Expert Answers

An illustration of the letter 'A' in a speech bubbles

Gases are measured using three variables:  temperature (T), pressure (P), and volume (V).

When more than one variable is changing you use the universal gas law which combines Boyle's Law and Charles's Law into one general equation.

That equation is:

(P1 x V1)/T1 = (P2 x  V2)/T2

where P1, V1 & T1 are initial conditions and P2,V2,T2 are final conditions.

There are three important things you need to watch when solving these problems:

1: make sure the temperature is converted to degrees Kelvin using the formula:  K = 273.15 + degrees C

2. make sure the units for pressure are the same for the initial state and final state.  You do not have to change them to kPa unless that is the units you are asked to use in the final answer.

3. make sure the units for volume are the same for the initial and final states.

Once you have done this, put your known values into the equation above and solv e for the unknown.

In this problem:

P1 = 1.5 atm

V1 = 1 liter

T1 = 25 degrees C = 298.15 K

P2 = 6 atm

V2 = ?

T2 = 100 degrees C = 373.15 K


(1.5 x 1)/298.15 = (6V2)/373.15

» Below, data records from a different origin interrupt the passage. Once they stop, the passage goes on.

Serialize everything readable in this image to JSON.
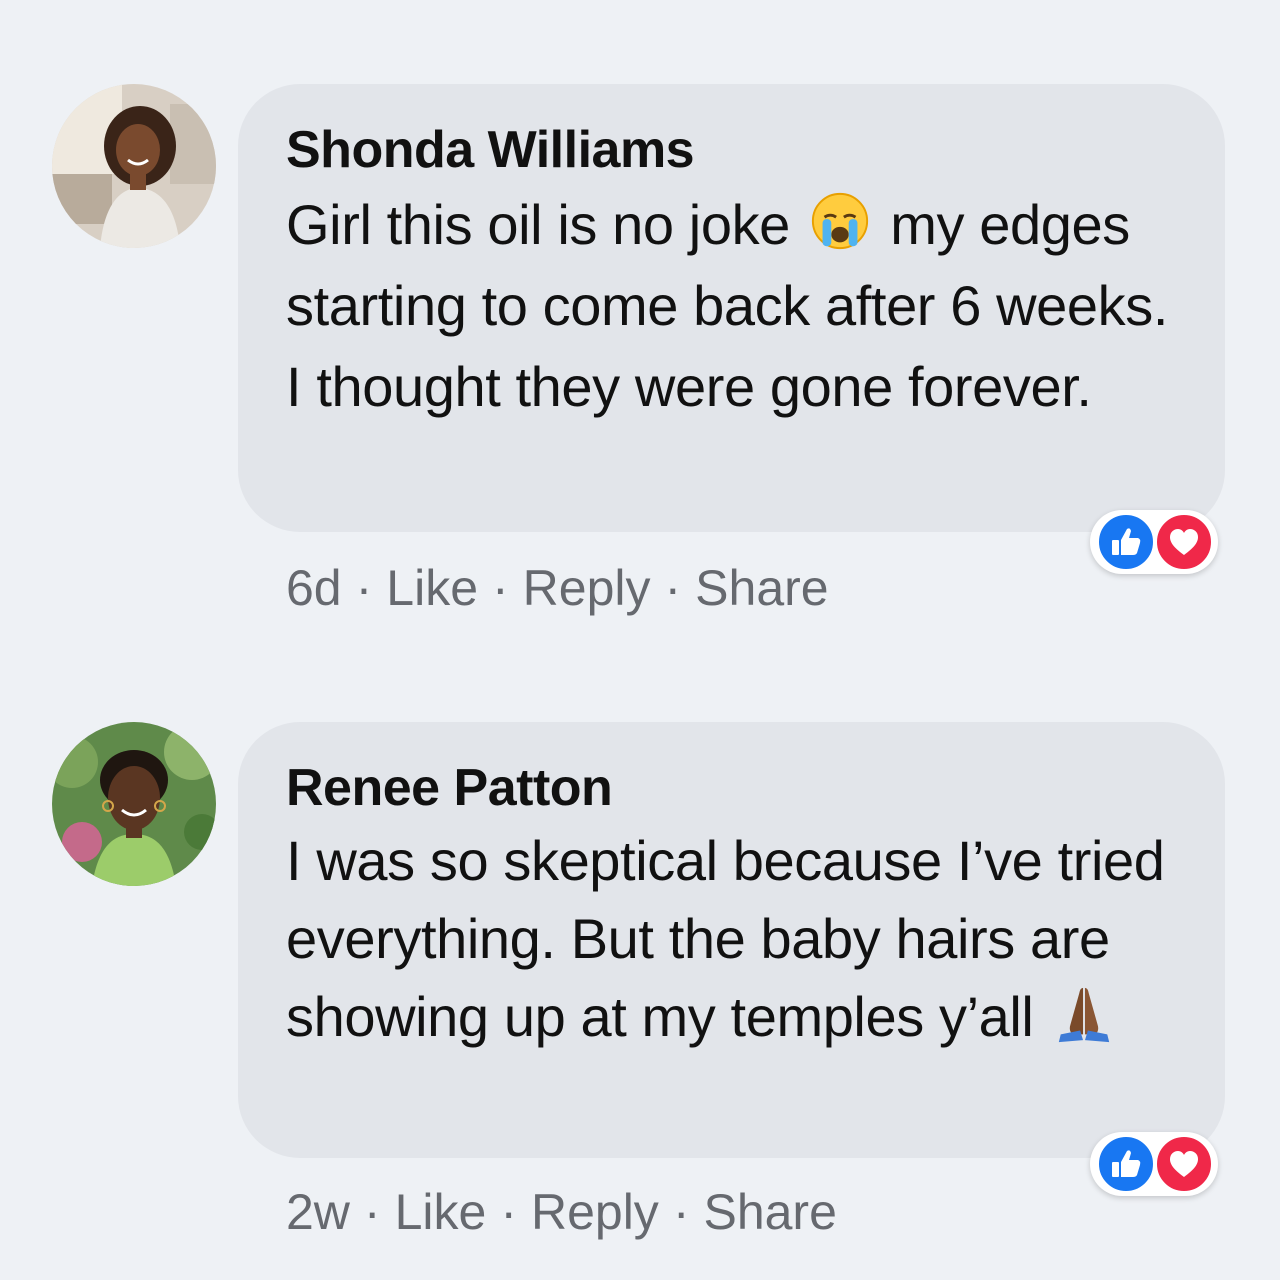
{
  "comments": [
    {
      "author": "Shonda Williams",
      "text_before_emoji": "Girl this oil is no joke",
      "emoji": "loudly-crying-face",
      "text_after_emoji": "my edges starting to come back after 6 weeks. I thought they were gone forever.",
      "time": "6d",
      "actions": {
        "like": "Like",
        "reply": "Reply",
        "share": "Share"
      },
      "reactions": [
        "like",
        "love"
      ]
    },
    {
      "author": "Renee Patton",
      "text_before_emoji": "I was so skeptical because I’ve tried everything. But the baby hairs are showing up at my temples y’all",
      "emoji": "folded-hands",
      "text_after_emoji": "",
      "time": "2w",
      "actions": {
        "like": "Like",
        "reply": "Reply",
        "share": "Share"
      },
      "reactions": [
        "like",
        "love"
      ]
    }
  ],
  "separator": "·",
  "colors": {
    "background": "#eef1f5",
    "bubble": "#e2e5ea",
    "meta_text": "#66696f",
    "like_blue": "#1877f2",
    "love_red": "#f02849"
  }
}
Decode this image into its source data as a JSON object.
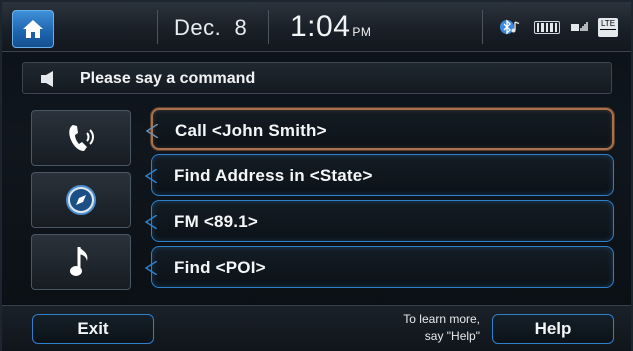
{
  "status_bar": {
    "date": "Dec.  8",
    "time": "1:04",
    "ampm": "PM",
    "icons": [
      "bluetooth-audio-icon",
      "battery-icon",
      "signal-icon",
      "lte-icon"
    ],
    "lte_label": "LTE"
  },
  "prompt": {
    "text": "Please say a command"
  },
  "side_tiles": [
    {
      "icon": "phone-icon"
    },
    {
      "icon": "compass-icon"
    },
    {
      "icon": "music-note-icon"
    }
  ],
  "commands": [
    {
      "label": "Call <John Smith>",
      "selected": true
    },
    {
      "label": "Find Address in <State>",
      "selected": false
    },
    {
      "label": "FM <89.1>",
      "selected": false
    },
    {
      "label": "Find <POI>",
      "selected": false
    }
  ],
  "bottom_bar": {
    "exit_label": "Exit",
    "hint_line1": "To learn more,",
    "hint_line2": "say \"Help\"",
    "help_label": "Help"
  },
  "colors": {
    "accent_blue": "#2e7fcc",
    "selection_highlight": "#a8724e",
    "home_button": "#1d63ad"
  }
}
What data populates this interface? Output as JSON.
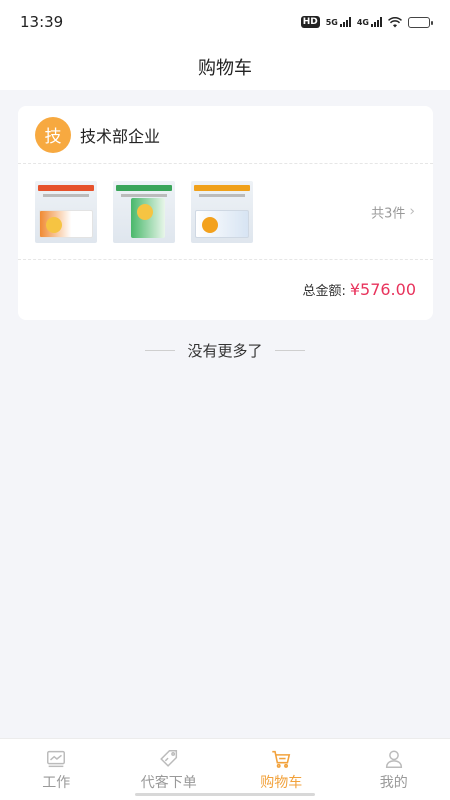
{
  "status_bar": {
    "time": "13:39",
    "hd": "HD",
    "network": "5G",
    "network2": "4G",
    "battery_level": 0.4
  },
  "nav": {
    "title": "购物车"
  },
  "cart": {
    "shop": {
      "avatar_text": "技",
      "name": "技术部企业"
    },
    "items": [
      {
        "icon": "product-thumbnail-1"
      },
      {
        "icon": "product-thumbnail-2"
      },
      {
        "icon": "product-thumbnail-3"
      }
    ],
    "item_count": "共3件",
    "total_label": "总金额:",
    "total_value": "¥576.00"
  },
  "list_end_text": "没有更多了",
  "tabs": [
    {
      "label": "工作",
      "icon": "chart-icon",
      "active": false
    },
    {
      "label": "代客下单",
      "icon": "tag-icon",
      "active": false
    },
    {
      "label": "购物车",
      "icon": "cart-icon",
      "active": true
    },
    {
      "label": "我的",
      "icon": "user-icon",
      "active": false
    }
  ],
  "colors": {
    "accent": "#f2a23c",
    "price": "#e8335c",
    "avatar": "#f7a940",
    "background": "#f4f5f9"
  }
}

first multiply both sides by 373.15 and you get

(373.15 x 1.5 x1)/298.15 = 6V2

now divide both sides by 6 to find V2

(373.15 x 1.5 x1)/(298.15 x 6) = V2

solving you get V2 = .313 liters or 313 mL

Notice that in this case the increased pressure had a greater effect on the final volume than the increased temperature.

Approved by eNotes Editorial Team

Posted on

Soaring plane image

We’ll help your grades soar

Start your 48-hour free trial and unlock all the summaries, Q&A, and analyses you need to get better grades now.

  • 30,000+ book summaries
  • 20% study tools discount
  • Ad-free content
  • PDF downloads
  • 300,000+ answers
  • 5-star customer support
Start your 48-Hour Free Trial

Already a member? Log in here.

Are you a teacher? Sign up now